Because there are a number of dangers associated with withdrawal, anyone who is attempting to discontinue use of drugs or alcohol should consult with a physician before stopping the substance completely. The withdrawal process for some drugs, such as benzodiazepines and alcohol, can be potentially fatal due to the development of seizures. For other drugs of abuse, such as opiates and stimulants, withdrawal can lead to issues with judgment, depression, and even suicidality that can be potentially dangerous. Anyone can develop potentially serious physical conditions as a result of withdrawal, such as dehydration or infections.
Despite volumes of literature and numerous statements by professional organizations, such as the American Society of Addiction Medicine, the National Institute on Drug Abuse, and the Substance Abuse and Mental Health Services Administration there still remains an impression that simply going through the withdrawal process or going through detox is a sufficient program of recovery from a substance use disorder. In fact, nothing could be further from the truth. Detox is not a program of recovery. It is a necessary first step in developing a recovery program for some individuals.
All of the major organizations associated with researching and developing treatment protocols for substance use disorders make the following general claims regarding recovery:
The advertisements for rapid detox programs found online and in other sources always include testimonials from “satisfied” or “successful” patients. Despite being presented with numerous research studies and statements from formal organizations that these programs are not effective and can be dangerous, many will still attempt to justify use of these programs based on these testimonials. Quite frankly, these endorsements are extremely unreliable and, in many cases, fabricated. In addition, there may be a number of unsatisfied patients, or patients who completed the procedure and relapsed, that are conveniently left out of these advertisements.

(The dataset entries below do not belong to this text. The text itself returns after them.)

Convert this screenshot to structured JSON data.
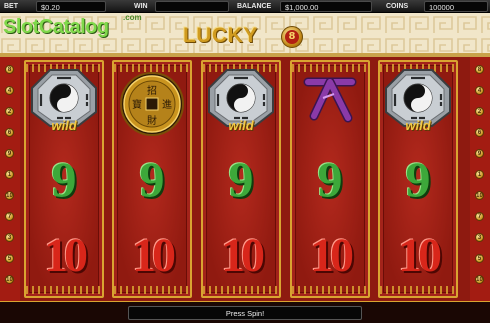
{
  "topbar": {
    "bet_label": "BET",
    "bet_value": "$0.20",
    "win_label": "WIN",
    "win_value": "",
    "balance_label": "BALANCE",
    "balance_value": "$1,000.00",
    "coins_label": "COINS",
    "coins_value": "100000"
  },
  "watermark": {
    "text": "SlotCatalog",
    "suffix": ".com"
  },
  "logo": {
    "text": "LUCKY",
    "coin_glyph": "8"
  },
  "paylines": {
    "left": [
      "8",
      "4",
      "2",
      "6",
      "9",
      "1",
      "10",
      "7",
      "3",
      "5",
      "10"
    ],
    "right": [
      "8",
      "4",
      "2",
      "6",
      "9",
      "1",
      "10",
      "7",
      "3",
      "5",
      "10"
    ]
  },
  "reels": [
    {
      "top": "wild",
      "mid": "9",
      "bot": "10"
    },
    {
      "top": "coin",
      "mid": "9",
      "bot": "10"
    },
    {
      "top": "wild",
      "mid": "9",
      "bot": "10"
    },
    {
      "top": "glyph",
      "mid": "9",
      "bot": "10"
    },
    {
      "top": "wild",
      "mid": "9",
      "bot": "10"
    }
  ],
  "symbols": {
    "wild_label": "wild",
    "nine": "9",
    "ten": "10",
    "coin_chars": [
      "招",
      "進",
      "寶",
      "財"
    ]
  },
  "colors": {
    "reel_red": "#a3231a",
    "gold": "#d9a431",
    "nine_green": "#3da83a",
    "ten_red": "#d8261a",
    "glyph_purple": "#8a3aa8"
  },
  "status": {
    "message": "Press Spin!"
  }
}
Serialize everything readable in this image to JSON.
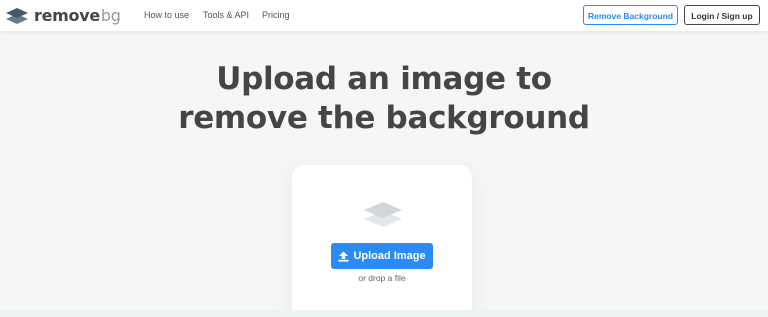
{
  "header": {
    "logo": {
      "icon": "layers-icon",
      "text_main": "remove",
      "text_accent": "bg"
    },
    "nav": [
      {
        "label": "How to use"
      },
      {
        "label": "Tools & API"
      },
      {
        "label": "Pricing"
      }
    ],
    "remove_background_label": "Remove Background",
    "login_label": "Login / Sign up"
  },
  "hero": {
    "title_line1": "Upload an image to",
    "title_line2": "remove the background"
  },
  "upload": {
    "icon": "layers-icon",
    "button_icon": "upload-icon",
    "button_label": "Upload Image",
    "drop_text": "or drop a file"
  },
  "colors": {
    "accent": "#2a8bf2",
    "text_dark": "#454545",
    "background": "#f5f6f7"
  }
}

The use of any type of withdrawal management program represents an attempt by an individual to cope with an identified medical condition. Physical dependence is an identified medical condition that consists of both physical and psychological symptoms. Individuals who attempt to be treated for medical conditions should opt for treatment from licensed medical personnel who use empirically validated techniques (techniques and procedures that are proven in research studies and in practice). There will always be a number of sham programs offered to individuals who are looking to “beat the odds” by not engaging in conventional approaches to treatment. However, the vast majority of these programs are untested, ineffective, and unsafe.
Rapid detox is basically an ineffective approach to recovery and potentially unsafe. The risks of getting involved in a rapid detox program far outweigh any potential benefits. These programs cannot be recommended under any circumstances.